Leadership through Identity Development Approach (LIDA)
The New Psychology of Leadership (Haslam, Reicher & Platow, 2011) argues that leadership is a process of identity development and management that centres on a leader’s ability to create, advance, represent, and embed a sense of shared identity within a particular group. This claim is supported by a large body of evidence, much of which has been conducted by members of SIGN.
Yet if this is the case, then a critical question for practitioners — and for organizational psychology as a whole — is what strategies leaders should pursue in order to develop and manage group identities. This is the question that the Leadership through Identity Development Approach (LIDA) endeavours to resolve.

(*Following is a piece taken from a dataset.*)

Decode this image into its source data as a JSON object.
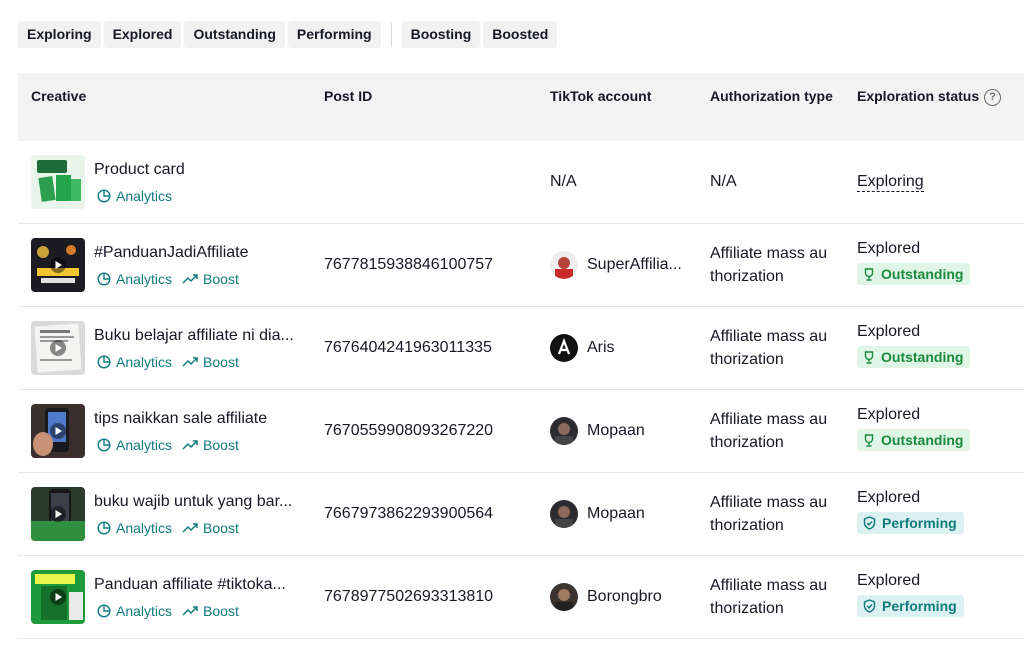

Building on previous work informed by the ASPIRe model (Haslam et al., 2003; Peters et al., 2012), LIDA takes leaders through a three-stage process. First, they ascertain the identity resources in their group, primarily through a process of social identity mapping. Second, they engage in subgroup caucusing to discover the goals and aspirations associated with different identities (Representing). Third, they identify identity-related goals and embed relevant practices and policies to help achieve them. These three phases correspond to the “3Rs of identity leadership” identified in the New Psychology of Leadership: Reflecting, Representing and Realizing.

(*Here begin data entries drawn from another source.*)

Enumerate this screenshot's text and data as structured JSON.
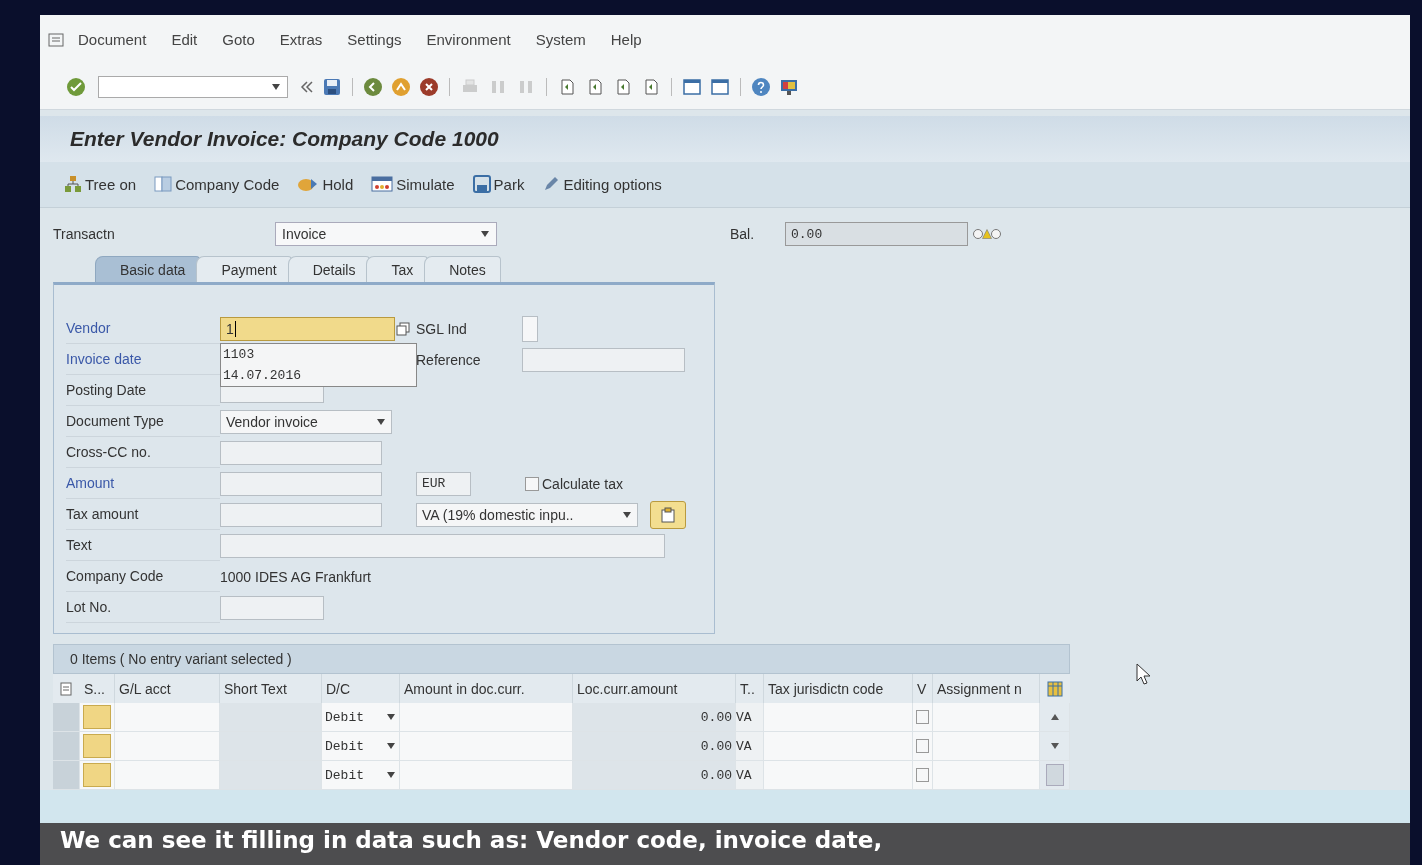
{
  "menu": [
    "Document",
    "Edit",
    "Goto",
    "Extras",
    "Settings",
    "Environment",
    "System",
    "Help"
  ],
  "title": "Enter Vendor Invoice: Company Code 1000",
  "app_toolbar": [
    {
      "label": "Tree on"
    },
    {
      "label": "Company Code"
    },
    {
      "label": "Hold"
    },
    {
      "label": "Simulate"
    },
    {
      "label": "Park"
    },
    {
      "label": "Editing options"
    }
  ],
  "transaction": {
    "label": "Transactn",
    "value": "Invoice"
  },
  "balance": {
    "label": "Bal.",
    "value": "0.00"
  },
  "tabs": [
    {
      "label": "Basic data",
      "selected": true
    },
    {
      "label": "Payment",
      "selected": false
    },
    {
      "label": "Details",
      "selected": false
    },
    {
      "label": "Tax",
      "selected": false
    },
    {
      "label": "Notes",
      "selected": false
    }
  ],
  "form": [
    {
      "kind": "input",
      "label": "Vendor",
      "required": true,
      "value": "1",
      "focused": true,
      "suggestions": [
        "1103",
        "14.07.2016"
      ],
      "side": {
        "kind": "indicator",
        "label": "SGL Ind"
      }
    },
    {
      "kind": "covered",
      "label": "Invoice date",
      "required": true,
      "side": {
        "kind": "label-input",
        "label": "Reference"
      }
    },
    {
      "kind": "short-input",
      "label": "Posting Date",
      "required": false
    },
    {
      "kind": "select",
      "label": "Document Type",
      "required": false,
      "value": "Vendor invoice"
    },
    {
      "kind": "input",
      "label": "Cross-CC no.",
      "required": false
    },
    {
      "kind": "input",
      "label": "Amount",
      "required": true,
      "side": {
        "kind": "currency-check",
        "currency": "EUR",
        "check_label": "Calculate tax",
        "checked": false
      }
    },
    {
      "kind": "input",
      "label": "Tax amount",
      "required": false,
      "side": {
        "kind": "select-button",
        "value": "VA (19% domestic inpu.."
      }
    },
    {
      "kind": "wide-input",
      "label": "Text",
      "required": false
    },
    {
      "kind": "text",
      "label": "Company Code",
      "required": false,
      "value": "1000 IDES AG Frankfurt"
    },
    {
      "kind": "short-input",
      "label": "Lot No.",
      "required": false
    }
  ],
  "items": {
    "title": "0 Items ( No entry variant selected )",
    "columns": [
      "S...",
      "G/L acct",
      "Short Text",
      "D/C",
      "Amount in doc.curr.",
      "Loc.curr.amount",
      "T..",
      "Tax jurisdictn code",
      "V",
      "Assignment n"
    ],
    "rows": [
      {
        "dc": "Debit",
        "loc_amount": "0.00",
        "tax_code": "VA",
        "checked": false
      },
      {
        "dc": "Debit",
        "loc_amount": "0.00",
        "tax_code": "VA",
        "checked": false
      },
      {
        "dc": "Debit",
        "loc_amount": "0.00",
        "tax_code": "VA",
        "checked": false
      }
    ]
  },
  "caption": "We can see it filling in data such as: Vendor code, invoice date,"
}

Members of SIGN — notably Alex Haslam, Kim Peters and Nik Steffens, and Randal Tame — are currently working on a number of projects in which they are seeking to explore and test various elements of the LIDA process. Initial results are very encouraging and a range of further tests are ongoing and planned for the future.